### GIVEN RECORDS
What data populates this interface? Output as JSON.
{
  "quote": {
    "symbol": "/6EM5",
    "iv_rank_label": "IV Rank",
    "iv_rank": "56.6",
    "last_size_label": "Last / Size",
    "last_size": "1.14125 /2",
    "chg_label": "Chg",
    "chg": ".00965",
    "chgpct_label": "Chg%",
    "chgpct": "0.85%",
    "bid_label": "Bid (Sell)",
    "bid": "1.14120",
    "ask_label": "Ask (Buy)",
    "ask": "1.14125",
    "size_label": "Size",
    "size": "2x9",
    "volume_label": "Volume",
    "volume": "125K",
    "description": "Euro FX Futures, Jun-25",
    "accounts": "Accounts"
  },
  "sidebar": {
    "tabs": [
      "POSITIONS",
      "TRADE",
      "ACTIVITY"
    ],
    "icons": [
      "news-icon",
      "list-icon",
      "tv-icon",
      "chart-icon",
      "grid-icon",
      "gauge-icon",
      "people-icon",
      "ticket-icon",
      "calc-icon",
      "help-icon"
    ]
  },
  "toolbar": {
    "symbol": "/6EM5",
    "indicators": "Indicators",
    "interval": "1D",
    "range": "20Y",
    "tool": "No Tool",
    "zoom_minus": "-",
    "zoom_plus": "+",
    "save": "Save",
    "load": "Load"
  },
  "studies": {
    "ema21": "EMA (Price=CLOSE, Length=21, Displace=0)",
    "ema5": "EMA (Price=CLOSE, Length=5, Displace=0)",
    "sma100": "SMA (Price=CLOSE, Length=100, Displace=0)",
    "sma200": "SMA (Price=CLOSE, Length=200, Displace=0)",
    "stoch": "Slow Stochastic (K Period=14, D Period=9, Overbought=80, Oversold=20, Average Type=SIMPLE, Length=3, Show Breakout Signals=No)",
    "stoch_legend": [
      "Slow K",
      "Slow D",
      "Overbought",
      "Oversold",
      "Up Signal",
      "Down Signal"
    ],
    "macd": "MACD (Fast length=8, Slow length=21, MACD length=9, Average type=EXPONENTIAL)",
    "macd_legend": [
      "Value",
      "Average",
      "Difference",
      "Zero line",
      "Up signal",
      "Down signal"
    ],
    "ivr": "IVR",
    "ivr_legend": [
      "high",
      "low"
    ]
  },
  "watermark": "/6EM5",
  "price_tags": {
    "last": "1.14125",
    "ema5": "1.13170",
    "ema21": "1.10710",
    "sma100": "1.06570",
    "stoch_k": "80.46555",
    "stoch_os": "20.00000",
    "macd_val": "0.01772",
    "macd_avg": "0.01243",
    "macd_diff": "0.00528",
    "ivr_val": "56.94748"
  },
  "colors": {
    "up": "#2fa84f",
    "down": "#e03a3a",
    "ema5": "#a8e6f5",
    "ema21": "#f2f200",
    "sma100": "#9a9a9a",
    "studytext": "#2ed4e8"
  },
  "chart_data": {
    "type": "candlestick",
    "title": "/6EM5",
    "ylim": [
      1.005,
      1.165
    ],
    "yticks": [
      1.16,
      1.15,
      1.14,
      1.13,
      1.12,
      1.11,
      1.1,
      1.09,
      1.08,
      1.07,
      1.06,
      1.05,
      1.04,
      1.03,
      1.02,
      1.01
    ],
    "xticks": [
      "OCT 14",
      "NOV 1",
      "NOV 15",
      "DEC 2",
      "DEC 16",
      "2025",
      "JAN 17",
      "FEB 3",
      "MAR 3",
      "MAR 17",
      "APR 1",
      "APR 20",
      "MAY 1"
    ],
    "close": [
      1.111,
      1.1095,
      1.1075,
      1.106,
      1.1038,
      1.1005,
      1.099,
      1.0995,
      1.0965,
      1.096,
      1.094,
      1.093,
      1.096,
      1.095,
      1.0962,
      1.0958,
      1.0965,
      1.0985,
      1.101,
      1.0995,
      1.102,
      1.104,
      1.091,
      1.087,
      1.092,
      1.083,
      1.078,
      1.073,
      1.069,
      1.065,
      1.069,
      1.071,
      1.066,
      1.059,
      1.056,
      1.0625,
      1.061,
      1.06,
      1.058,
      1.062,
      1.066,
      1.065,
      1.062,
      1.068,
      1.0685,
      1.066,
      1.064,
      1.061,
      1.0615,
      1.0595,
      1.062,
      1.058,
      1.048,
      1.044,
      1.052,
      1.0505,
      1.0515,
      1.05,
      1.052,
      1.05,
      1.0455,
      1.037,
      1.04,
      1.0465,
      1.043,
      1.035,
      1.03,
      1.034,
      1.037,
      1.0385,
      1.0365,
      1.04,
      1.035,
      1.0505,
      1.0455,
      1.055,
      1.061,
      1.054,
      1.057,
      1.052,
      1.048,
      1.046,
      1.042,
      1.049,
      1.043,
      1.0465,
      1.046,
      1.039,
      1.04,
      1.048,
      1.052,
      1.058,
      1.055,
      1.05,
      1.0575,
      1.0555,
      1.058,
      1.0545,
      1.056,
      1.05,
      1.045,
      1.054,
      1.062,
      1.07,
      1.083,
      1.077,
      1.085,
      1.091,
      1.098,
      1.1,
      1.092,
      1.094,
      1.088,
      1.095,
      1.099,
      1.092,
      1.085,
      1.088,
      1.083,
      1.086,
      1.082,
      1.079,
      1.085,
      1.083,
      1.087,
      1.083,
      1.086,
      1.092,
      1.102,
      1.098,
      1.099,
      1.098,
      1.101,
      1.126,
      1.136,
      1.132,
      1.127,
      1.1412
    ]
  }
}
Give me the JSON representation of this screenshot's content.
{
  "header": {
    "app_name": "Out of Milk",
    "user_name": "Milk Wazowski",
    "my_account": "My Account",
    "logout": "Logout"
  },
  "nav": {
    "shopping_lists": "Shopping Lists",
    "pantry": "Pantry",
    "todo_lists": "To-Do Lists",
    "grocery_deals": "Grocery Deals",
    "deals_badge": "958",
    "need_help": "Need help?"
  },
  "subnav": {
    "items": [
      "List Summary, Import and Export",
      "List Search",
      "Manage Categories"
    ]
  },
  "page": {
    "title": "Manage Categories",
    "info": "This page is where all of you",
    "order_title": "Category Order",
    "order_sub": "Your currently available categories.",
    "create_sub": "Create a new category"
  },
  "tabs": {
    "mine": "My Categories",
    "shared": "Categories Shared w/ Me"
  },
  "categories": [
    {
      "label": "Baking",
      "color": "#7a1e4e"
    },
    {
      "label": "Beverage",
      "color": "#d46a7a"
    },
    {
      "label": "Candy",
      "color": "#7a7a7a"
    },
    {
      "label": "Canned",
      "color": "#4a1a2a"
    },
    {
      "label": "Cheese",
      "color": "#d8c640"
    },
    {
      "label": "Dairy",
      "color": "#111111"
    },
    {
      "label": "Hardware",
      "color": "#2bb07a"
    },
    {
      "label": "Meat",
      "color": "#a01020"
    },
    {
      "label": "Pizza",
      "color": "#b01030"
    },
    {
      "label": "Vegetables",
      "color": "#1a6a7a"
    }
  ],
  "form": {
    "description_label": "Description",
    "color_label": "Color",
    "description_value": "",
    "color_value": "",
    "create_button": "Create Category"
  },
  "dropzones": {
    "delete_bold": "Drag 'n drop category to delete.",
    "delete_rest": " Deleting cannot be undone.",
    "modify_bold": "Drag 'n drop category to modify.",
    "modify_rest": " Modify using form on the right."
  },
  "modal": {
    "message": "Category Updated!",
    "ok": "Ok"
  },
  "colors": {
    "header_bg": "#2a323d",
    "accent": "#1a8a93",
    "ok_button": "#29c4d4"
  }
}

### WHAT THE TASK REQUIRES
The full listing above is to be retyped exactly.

### YOUR RESPONSE
What data populates this interface? Output as JSON.
{
  "quote": {
    "symbol": "/6EM5",
    "iv_rank_label": "IV Rank",
    "iv_rank": "56.6",
    "last_size_label": "Last / Size",
    "last_size": "1.14125 /2",
    "chg_label": "Chg",
    "chg": ".00965",
    "chgpct_label": "Chg%",
    "chgpct": "0.85%",
    "bid_label": "Bid (Sell)",
    "bid": "1.14120",
    "ask_label": "Ask (Buy)",
    "ask": "1.14125",
    "size_label": "Size",
    "size": "2x9",
    "volume_label": "Volume",
    "volume": "125K",
    "description": "Euro FX Futures, Jun-25",
    "accounts": "Accounts"
  },
  "sidebar": {
    "tabs": [
      "POSITIONS",
      "TRADE",
      "ACTIVITY"
    ],
    "icons": [
      "news-icon",
      "list-icon",
      "tv-icon",
      "chart-icon",
      "grid-icon",
      "gauge-icon",
      "people-icon",
      "ticket-icon",
      "calc-icon",
      "help-icon"
    ]
  },
  "toolbar": {
    "symbol": "/6EM5",
    "indicators": "Indicators",
    "interval": "1D",
    "range": "20Y",
    "tool": "No Tool",
    "zoom_minus": "-",
    "zoom_plus": "+",
    "save": "Save",
    "load": "Load"
  },
  "studies": {
    "ema21": "EMA (Price=CLOSE, Length=21, Displace=0)",
    "ema5": "EMA (Price=CLOSE, Length=5, Displace=0)",
    "sma100": "SMA (Price=CLOSE, Length=100, Displace=0)",
    "sma200": "SMA (Price=CLOSE, Length=200, Displace=0)",
    "stoch": "Slow Stochastic (K Period=14, D Period=9, Overbought=80, Oversold=20, Average Type=SIMPLE, Length=3, Show Breakout Signals=No)",
    "stoch_legend": [
      "Slow K",
      "Slow D",
      "Overbought",
      "Oversold",
      "Up Signal",
      "Down Signal"
    ],
    "macd": "MACD (Fast length=8, Slow length=21, MACD length=9, Average type=EXPONENTIAL)",
    "macd_legend": [
      "Value",
      "Average",
      "Difference",
      "Zero line",
      "Up signal",
      "Down signal"
    ],
    "ivr": "IVR",
    "ivr_legend": [
      "high",
      "low"
    ]
  },
  "watermark": "/6EM5",
  "price_tags": {
    "last": "1.14125",
    "ema5": "1.13170",
    "ema21": "1.10710",
    "sma100": "1.06570",
    "stoch_k": "80.46555",
    "stoch_os": "20.00000",
    "macd_val": "0.01772",
    "macd_avg": "0.01243",
    "macd_diff": "0.00528",
    "ivr_val": "56.94748"
  },
  "colors": {
    "up": "#2fa84f",
    "down": "#e03a3a",
    "ema5": "#a8e6f5",
    "ema21": "#f2f200",
    "sma100": "#9a9a9a",
    "studytext": "#2ed4e8"
  },
  "chart_data": {
    "type": "candlestick",
    "title": "/6EM5",
    "ylim": [
      1.005,
      1.165
    ],
    "yticks": [
      1.16,
      1.15,
      1.14,
      1.13,
      1.12,
      1.11,
      1.1,
      1.09,
      1.08,
      1.07,
      1.06,
      1.05,
      1.04,
      1.03,
      1.02,
      1.01
    ],
    "xticks": [
      "OCT 14",
      "NOV 1",
      "NOV 15",
      "DEC 2",
      "DEC 16",
      "2025",
      "JAN 17",
      "FEB 3",
      "MAR 3",
      "MAR 17",
      "APR 1",
      "APR 20",
      "MAY 1"
    ],
    "close": [
      1.111,
      1.1095,
      1.1075,
      1.106,
      1.1038,
      1.1005,
      1.099,
      1.0995,
      1.0965,
      1.096,
      1.094,
      1.093,
      1.096,
      1.095,
      1.0962,
      1.0958,
      1.0965,
      1.0985,
      1.101,
      1.0995,
      1.102,
      1.104,
      1.091,
      1.087,
      1.092,
      1.083,
      1.078,
      1.073,
      1.069,
      1.065,
      1.069,
      1.071,
      1.066,
      1.059,
      1.056,
      1.0625,
      1.061,
      1.06,
      1.058,
      1.062,
      1.066,
      1.065,
      1.062,
      1.068,
      1.0685,
      1.066,
      1.064,
      1.061,
      1.0615,
      1.0595,
      1.062,
      1.058,
      1.048,
      1.044,
      1.052,
      1.0505,
      1.0515,
      1.05,
      1.052,
      1.05,
      1.0455,
      1.037,
      1.04,
      1.0465,
      1.043,
      1.035,
      1.03,
      1.034,
      1.037,
      1.0385,
      1.0365,
      1.04,
      1.035,
      1.0505,
      1.0455,
      1.055,
      1.061,
      1.054,
      1.057,
      1.052,
      1.048,
      1.046,
      1.042,
      1.049,
      1.043,
      1.0465,
      1.046,
      1.039,
      1.04,
      1.048,
      1.052,
      1.058,
      1.055,
      1.05,
      1.0575,
      1.0555,
      1.058,
      1.0545,
      1.056,
      1.05,
      1.045,
      1.054,
      1.062,
      1.07,
      1.083,
      1.077,
      1.085,
      1.091,
      1.098,
      1.1,
      1.092,
      1.094,
      1.088,
      1.095,
      1.099,
      1.092,
      1.085,
      1.088,
      1.083,
      1.086,
      1.082,
      1.079,
      1.085,
      1.083,
      1.087,
      1.083,
      1.086,
      1.092,
      1.102,
      1.098,
      1.099,
      1.098,
      1.101,
      1.126,
      1.136,
      1.132,
      1.127,
      1.1412
    ]
  }
}
Give me the JSON representation of this screenshot's content.
{
  "header": {
    "app_name": "Out of Milk",
    "user_name": "Milk Wazowski",
    "my_account": "My Account",
    "logout": "Logout"
  },
  "nav": {
    "shopping_lists": "Shopping Lists",
    "pantry": "Pantry",
    "todo_lists": "To-Do Lists",
    "grocery_deals": "Grocery Deals",
    "deals_badge": "958",
    "need_help": "Need help?"
  },
  "subnav": {
    "items": [
      "List Summary, Import and Export",
      "List Search",
      "Manage Categories"
    ]
  },
  "page": {
    "title": "Manage Categories",
    "info": "This page is where all of you",
    "order_title": "Category Order",
    "order_sub": "Your currently available categories.",
    "create_sub": "Create a new category"
  },
  "tabs": {
    "mine": "My Categories",
    "shared": "Categories Shared w/ Me"
  },
  "categories": [
    {
      "label": "Baking",
      "color": "#7a1e4e"
    },
    {
      "label": "Beverage",
      "color": "#d46a7a"
    },
    {
      "label": "Candy",
      "color": "#7a7a7a"
    },
    {
      "label": "Canned",
      "color": "#4a1a2a"
    },
    {
      "label": "Cheese",
      "color": "#d8c640"
    },
    {
      "label": "Dairy",
      "color": "#111111"
    },
    {
      "label": "Hardware",
      "color": "#2bb07a"
    },
    {
      "label": "Meat",
      "color": "#a01020"
    },
    {
      "label": "Pizza",
      "color": "#b01030"
    },
    {
      "label": "Vegetables",
      "color": "#1a6a7a"
    }
  ],
  "form": {
    "description_label": "Description",
    "color_label": "Color",
    "description_value": "",
    "color_value": "",
    "create_button": "Create Category"
  },
  "dropzones": {
    "delete_bold": "Drag 'n drop category to delete.",
    "delete_rest": " Deleting cannot be undone.",
    "modify_bold": "Drag 'n drop category to modify.",
    "modify_rest": " Modify using form on the right."
  },
  "modal": {
    "message": "Category Updated!",
    "ok": "Ok"
  },
  "colors": {
    "header_bg": "#2a323d",
    "accent": "#1a8a93",
    "ok_button": "#29c4d4"
  }
}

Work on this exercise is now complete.